Rottnest can definitely be done as a day trip, but if you want to enjoy the island a bit longer, there is a variety of accommodation available to extend your stay.
Lancelin and Yanchep National Park
Yanchep NP is a unique park just north of the city, with many heritage buildings dotted throughout. Not only do countless grey kangaroos call it home, it is also one of the only places in WA where you can see koalas!
A further 72km north of Yanchep NP is the small fishing town of Lancelin, most well-known for its dunes. The bare white sand dunes make for a great natural playground that you can drive your 4WD around or hire a buggy or sandboard from one of the many vendors situated right at the edge of the sand…no matter how you experience the dunes, you’ll have a good time for sure!

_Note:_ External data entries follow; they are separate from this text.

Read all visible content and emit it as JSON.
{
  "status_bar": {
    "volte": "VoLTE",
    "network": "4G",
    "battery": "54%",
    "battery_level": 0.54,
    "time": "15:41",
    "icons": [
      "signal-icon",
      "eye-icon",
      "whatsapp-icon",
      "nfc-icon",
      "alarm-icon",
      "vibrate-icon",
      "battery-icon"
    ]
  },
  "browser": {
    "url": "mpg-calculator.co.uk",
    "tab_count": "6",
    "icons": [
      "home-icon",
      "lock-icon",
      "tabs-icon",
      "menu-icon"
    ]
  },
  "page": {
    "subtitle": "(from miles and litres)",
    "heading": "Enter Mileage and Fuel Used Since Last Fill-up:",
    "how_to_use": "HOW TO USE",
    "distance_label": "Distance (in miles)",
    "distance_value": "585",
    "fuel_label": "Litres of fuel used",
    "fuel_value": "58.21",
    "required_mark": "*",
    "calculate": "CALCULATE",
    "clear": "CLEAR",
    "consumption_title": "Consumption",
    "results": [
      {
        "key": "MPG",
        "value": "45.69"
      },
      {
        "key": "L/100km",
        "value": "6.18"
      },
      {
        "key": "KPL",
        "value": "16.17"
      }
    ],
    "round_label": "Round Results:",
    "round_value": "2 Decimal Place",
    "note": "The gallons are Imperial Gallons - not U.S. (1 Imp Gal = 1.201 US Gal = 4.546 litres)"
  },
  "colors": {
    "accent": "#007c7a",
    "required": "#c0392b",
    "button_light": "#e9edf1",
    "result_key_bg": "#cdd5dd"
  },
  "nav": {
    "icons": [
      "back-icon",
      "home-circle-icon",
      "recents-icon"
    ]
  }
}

Jurien Bay and the Pinnacles
Jurien Bay is a cute seaside community just over 200 kms north of Perth and is a popular place to see sea lions. Just south of Jurien Bay is a mysterious natural phenomenon known as the Pinnacles in Nambung National Park. There is still a debate among scientists as to how these limestone formations have come to be, whether they’re a result of thousands of years of weathering, remnants of a petrified forest, or some other as of yet undiscovered process. Either way, it’s a fascinating and beautiful place to drive and/or walk through to admire the thousands of pinnacles with their various shapes and sizes. It also happens to be where we celebrated our first anniversary on the road!
If you’re after a free camp in the area, there is a great little one at Tuart Reserve for self-contained vehicles. Be sure to arrive early, the campsite really starts to fill up after about 4pm.

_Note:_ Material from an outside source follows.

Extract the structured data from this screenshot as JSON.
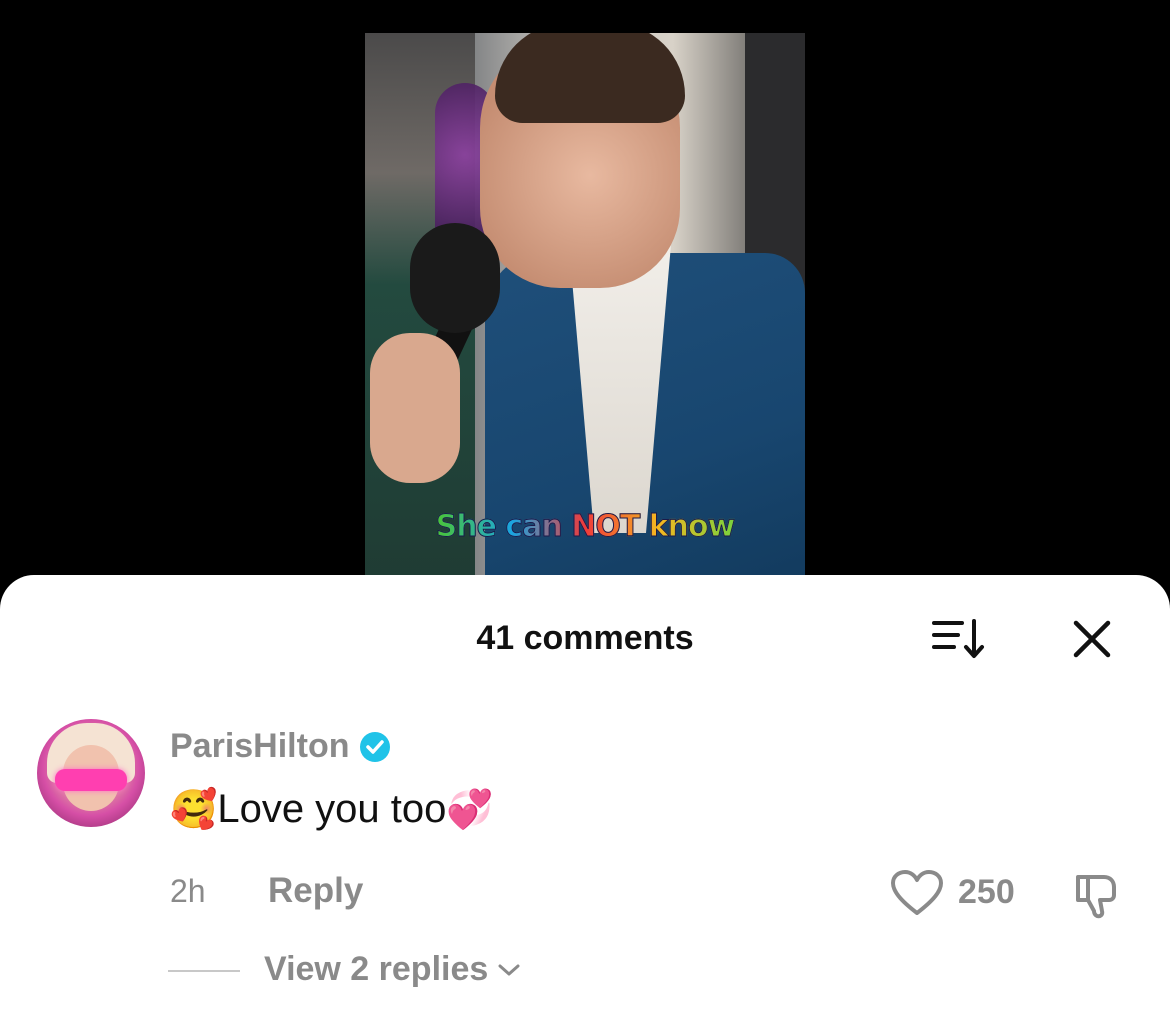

Being about 340 km east of Perth, near the town of Hyden, Wave Rock is a big day trip and probably better as a overnighter or as part of a longer road trip. The name Wave Rock pretty well describes what it is: a giant rock in the shape of a wave!

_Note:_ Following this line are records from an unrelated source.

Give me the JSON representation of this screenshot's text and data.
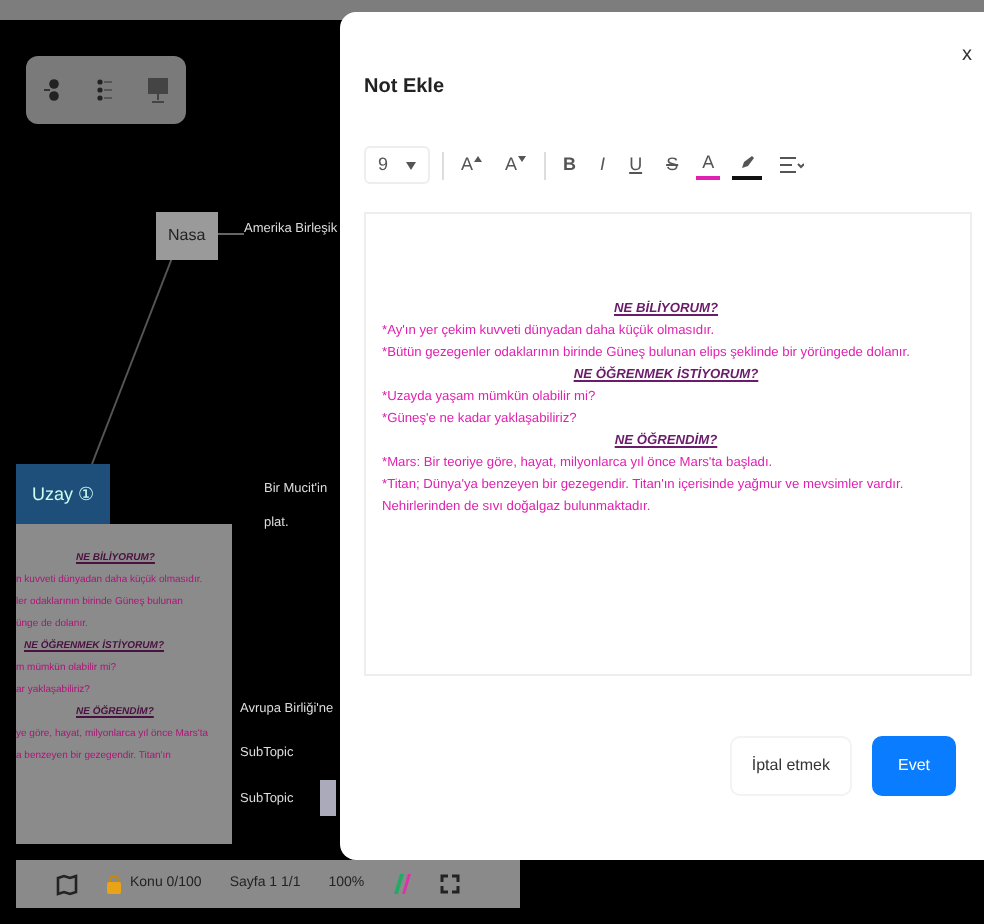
{
  "canvas": {
    "nodes": [
      {
        "label": "Nasa",
        "kind": "box"
      },
      {
        "label": "Amerika Birleşik",
        "kind": "text"
      },
      {
        "label": "Uzay ①",
        "kind": "root"
      },
      {
        "label": "Bir Mucit'in",
        "kind": "text"
      },
      {
        "label": "plat.",
        "kind": "text"
      },
      {
        "label": "Avrupa Birliği'ne",
        "kind": "text"
      },
      {
        "label": "SubTopic",
        "kind": "text"
      },
      {
        "label": "SubTopic",
        "kind": "text"
      }
    ],
    "note_preview": {
      "lines": [
        {
          "text": "NE BİLİYORUM?",
          "kind": "heading"
        },
        {
          "text": "n kuvveti dünyadan daha küçük olmasıdır.",
          "kind": "body"
        },
        {
          "text": "ler odaklarının birinde Güneş bulunan",
          "kind": "body"
        },
        {
          "text": "ünge de dolanır.",
          "kind": "body"
        },
        {
          "text": "NE ÖĞRENMEK İSTİYORUM?",
          "kind": "heading"
        },
        {
          "text": "m mümkün olabilir mi?",
          "kind": "body"
        },
        {
          "text": "ar yaklaşabiliriz?",
          "kind": "body"
        },
        {
          "text": "NE ÖĞRENDİM?",
          "kind": "heading"
        },
        {
          "text": "ye göre, hayat, milyonlarca yıl önce Mars'ta",
          "kind": "body"
        },
        {
          "text": "a benzeyen bir gezegendir. Titan'ın",
          "kind": "body"
        }
      ]
    }
  },
  "bottom_bar": {
    "topic_count": "Konu 0/100",
    "page": "Sayfa 1 1/1",
    "zoom": "100%"
  },
  "dialog": {
    "title": "Not Ekle",
    "close": "x",
    "toolbar": [
      {
        "kind": "dropdown",
        "label": "9"
      },
      {
        "kind": "grow",
        "label": "A"
      },
      {
        "kind": "shrink",
        "label": "A"
      },
      {
        "kind": "bold",
        "label": "B"
      },
      {
        "kind": "italic",
        "label": "I"
      },
      {
        "kind": "underline",
        "label": "U"
      },
      {
        "kind": "strike",
        "label": "S"
      },
      {
        "kind": "color",
        "label": "A",
        "color": "#e020b0"
      },
      {
        "kind": "highlight",
        "color": "#111111"
      },
      {
        "kind": "align"
      }
    ],
    "content": [
      {
        "kind": "heading",
        "text": "NE BİLİYORUM?"
      },
      {
        "kind": "body",
        "text": "*Ay'ın yer çekim kuvveti dünyadan daha küçük olmasıdır."
      },
      {
        "kind": "body",
        "text": "*Bütün gezegenler odaklarının birinde Güneş bulunan elips şeklinde bir yörüngede dolanır."
      },
      {
        "kind": "heading",
        "text": "NE ÖĞRENMEK İSTİYORUM?"
      },
      {
        "kind": "body",
        "text": "*Uzayda yaşam mümkün olabilir mi?"
      },
      {
        "kind": "body",
        "text": "*Güneş'e ne kadar yaklaşabiliriz?"
      },
      {
        "kind": "heading",
        "text": "NE ÖĞRENDİM?"
      },
      {
        "kind": "body",
        "text": "*Mars: Bir teoriye göre, hayat, milyonlarca yıl önce Mars'ta başladı."
      },
      {
        "kind": "body",
        "text": "*Titan; Dünya'ya benzeyen bir gezegendir. Titan'ın içerisinde yağmur ve mevsimler vardır. Nehirlerinden de sıvı doğalgaz bulunmaktadır."
      }
    ],
    "buttons": [
      {
        "kind": "secondary",
        "label": "İptal etmek"
      },
      {
        "kind": "primary",
        "label": "Evet"
      }
    ]
  }
}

It stands 15 meters tall and is 110 meters long and has been shaped by years upon years of water erosion that have cut away at the base and left the overhang on the top. You can also walk around the top of the rock for a different perspective. There is an entrance fee at the carpark ($12 when we went in Feb 2020). Nearby is another impressive rock formation known as Hippo’s Yawn, which, you guessed it, looks like the mouth of a giant hippo yawning.
Just around the corner from these rocks is a salt pool known as “Lake Magic” that is supposedly 6-7 times saltier than the Dead Sea. When we were there in February it looked like they were in the process of building a resort around the pool, so it had this kind of weird, abandoned village vibe to it, but it was still well worth the unique experience of floating in this extremely buoyant water and probably the highlight of our visit to this area.
So there are our top spots from our time in Perth; of course there are many, many more to see but we think we picked some good ones on our travels! Have you been to any of these places or have any other favourite gems of Perth? Let us know below!